Supplied data START

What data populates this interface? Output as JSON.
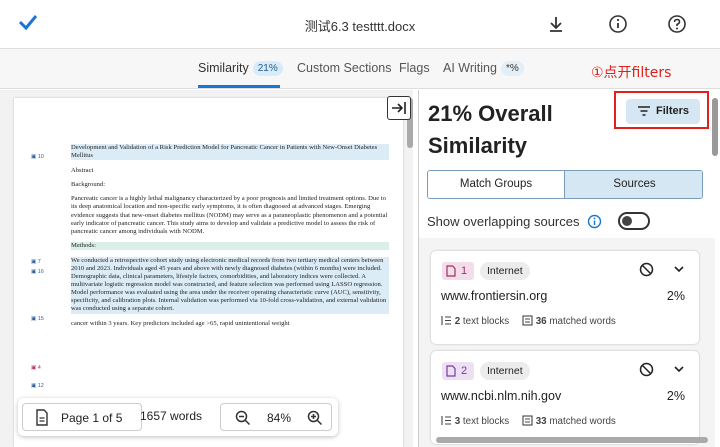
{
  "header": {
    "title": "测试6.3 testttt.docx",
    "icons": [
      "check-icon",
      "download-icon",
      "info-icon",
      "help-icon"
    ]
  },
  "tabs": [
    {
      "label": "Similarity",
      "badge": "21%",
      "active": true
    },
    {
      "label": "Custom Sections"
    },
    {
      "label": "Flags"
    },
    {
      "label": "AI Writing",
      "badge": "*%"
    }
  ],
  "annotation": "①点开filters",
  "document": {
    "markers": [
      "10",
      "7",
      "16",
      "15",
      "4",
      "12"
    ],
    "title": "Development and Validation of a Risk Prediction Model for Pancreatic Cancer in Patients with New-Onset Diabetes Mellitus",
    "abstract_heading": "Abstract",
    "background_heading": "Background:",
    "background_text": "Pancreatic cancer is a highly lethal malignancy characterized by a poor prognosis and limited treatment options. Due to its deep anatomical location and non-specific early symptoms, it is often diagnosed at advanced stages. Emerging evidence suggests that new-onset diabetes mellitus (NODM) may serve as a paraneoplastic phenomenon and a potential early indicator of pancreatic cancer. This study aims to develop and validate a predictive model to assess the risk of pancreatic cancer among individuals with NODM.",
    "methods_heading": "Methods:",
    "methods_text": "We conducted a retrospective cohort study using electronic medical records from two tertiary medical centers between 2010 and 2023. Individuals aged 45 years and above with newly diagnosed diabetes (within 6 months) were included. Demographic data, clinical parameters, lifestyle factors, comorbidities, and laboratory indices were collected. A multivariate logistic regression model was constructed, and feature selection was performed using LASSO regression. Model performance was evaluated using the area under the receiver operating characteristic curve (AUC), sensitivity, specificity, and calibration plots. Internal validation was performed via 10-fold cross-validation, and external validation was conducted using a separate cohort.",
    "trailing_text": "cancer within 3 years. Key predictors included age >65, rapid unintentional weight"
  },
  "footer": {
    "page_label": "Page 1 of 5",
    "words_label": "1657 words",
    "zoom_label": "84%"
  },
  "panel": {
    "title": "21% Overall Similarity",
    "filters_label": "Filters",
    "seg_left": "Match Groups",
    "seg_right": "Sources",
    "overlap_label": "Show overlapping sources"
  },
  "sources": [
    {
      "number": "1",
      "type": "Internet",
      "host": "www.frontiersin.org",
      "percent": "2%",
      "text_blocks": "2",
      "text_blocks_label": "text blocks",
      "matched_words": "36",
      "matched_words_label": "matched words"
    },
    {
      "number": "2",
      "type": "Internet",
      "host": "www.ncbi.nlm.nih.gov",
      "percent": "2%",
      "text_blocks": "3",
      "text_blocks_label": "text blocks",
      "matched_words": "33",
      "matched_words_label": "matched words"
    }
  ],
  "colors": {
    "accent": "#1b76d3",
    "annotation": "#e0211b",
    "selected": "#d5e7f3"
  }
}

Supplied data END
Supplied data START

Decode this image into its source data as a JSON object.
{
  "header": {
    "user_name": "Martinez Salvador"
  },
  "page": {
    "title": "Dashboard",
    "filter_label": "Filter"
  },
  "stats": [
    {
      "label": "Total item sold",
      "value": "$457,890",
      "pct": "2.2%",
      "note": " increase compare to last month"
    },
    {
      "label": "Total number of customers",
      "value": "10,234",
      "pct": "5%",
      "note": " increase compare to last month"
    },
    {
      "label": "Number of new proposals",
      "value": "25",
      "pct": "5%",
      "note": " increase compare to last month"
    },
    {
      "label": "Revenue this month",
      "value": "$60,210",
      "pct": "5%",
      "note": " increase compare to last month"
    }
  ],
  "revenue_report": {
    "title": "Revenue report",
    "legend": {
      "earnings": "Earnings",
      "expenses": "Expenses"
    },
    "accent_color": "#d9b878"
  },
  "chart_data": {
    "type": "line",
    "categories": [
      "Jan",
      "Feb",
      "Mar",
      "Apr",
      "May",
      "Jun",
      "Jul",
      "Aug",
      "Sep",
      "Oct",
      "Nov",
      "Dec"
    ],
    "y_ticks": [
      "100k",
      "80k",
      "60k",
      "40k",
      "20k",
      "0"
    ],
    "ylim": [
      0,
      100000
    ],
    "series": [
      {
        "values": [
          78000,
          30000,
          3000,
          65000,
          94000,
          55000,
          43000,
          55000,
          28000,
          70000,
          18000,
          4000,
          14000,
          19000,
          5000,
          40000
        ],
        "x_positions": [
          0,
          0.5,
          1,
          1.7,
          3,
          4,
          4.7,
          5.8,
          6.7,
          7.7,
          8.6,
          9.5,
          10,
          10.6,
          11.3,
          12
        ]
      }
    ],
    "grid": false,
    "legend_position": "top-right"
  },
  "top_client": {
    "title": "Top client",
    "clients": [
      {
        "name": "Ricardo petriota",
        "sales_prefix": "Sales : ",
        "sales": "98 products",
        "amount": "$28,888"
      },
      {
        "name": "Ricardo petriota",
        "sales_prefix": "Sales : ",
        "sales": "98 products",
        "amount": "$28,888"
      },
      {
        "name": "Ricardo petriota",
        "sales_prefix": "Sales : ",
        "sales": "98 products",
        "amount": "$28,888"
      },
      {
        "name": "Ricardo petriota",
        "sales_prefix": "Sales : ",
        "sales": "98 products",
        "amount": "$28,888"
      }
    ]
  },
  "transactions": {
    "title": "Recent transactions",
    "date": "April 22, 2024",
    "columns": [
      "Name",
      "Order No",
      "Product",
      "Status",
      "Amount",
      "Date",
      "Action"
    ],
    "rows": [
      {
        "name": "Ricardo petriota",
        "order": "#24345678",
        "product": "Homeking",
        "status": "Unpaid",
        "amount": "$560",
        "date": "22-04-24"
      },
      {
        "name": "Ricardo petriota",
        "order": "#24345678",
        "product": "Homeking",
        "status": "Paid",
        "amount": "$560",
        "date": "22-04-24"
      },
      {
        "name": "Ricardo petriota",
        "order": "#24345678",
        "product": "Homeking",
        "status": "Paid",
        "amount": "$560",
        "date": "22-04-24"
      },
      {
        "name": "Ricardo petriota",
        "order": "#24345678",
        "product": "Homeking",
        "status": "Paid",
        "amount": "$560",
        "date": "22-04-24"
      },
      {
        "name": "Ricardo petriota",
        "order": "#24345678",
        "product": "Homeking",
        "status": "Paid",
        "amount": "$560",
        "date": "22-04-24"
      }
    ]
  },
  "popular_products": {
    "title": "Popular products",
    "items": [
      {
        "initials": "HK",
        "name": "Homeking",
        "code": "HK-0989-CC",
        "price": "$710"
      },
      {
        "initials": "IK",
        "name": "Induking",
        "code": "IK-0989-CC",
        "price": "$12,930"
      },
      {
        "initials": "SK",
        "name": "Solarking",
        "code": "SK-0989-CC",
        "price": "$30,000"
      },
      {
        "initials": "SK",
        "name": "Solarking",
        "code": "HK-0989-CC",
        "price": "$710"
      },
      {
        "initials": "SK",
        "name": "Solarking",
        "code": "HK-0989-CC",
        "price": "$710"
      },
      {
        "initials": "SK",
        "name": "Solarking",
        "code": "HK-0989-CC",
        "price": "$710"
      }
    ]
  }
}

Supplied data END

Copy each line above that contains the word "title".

    "title": "测试6.3 testttt.docx",
    "title": "Development and Validation of a Risk Prediction Model for Pancreatic Cancer in Patients with New-Onset Diabetes Mellitus",
    "title": "21% Overall Similarity",
    "title": "Dashboard",
    "title": "Revenue report",
    "title": "Top client",
    "title": "Recent transactions",
    "title": "Popular products",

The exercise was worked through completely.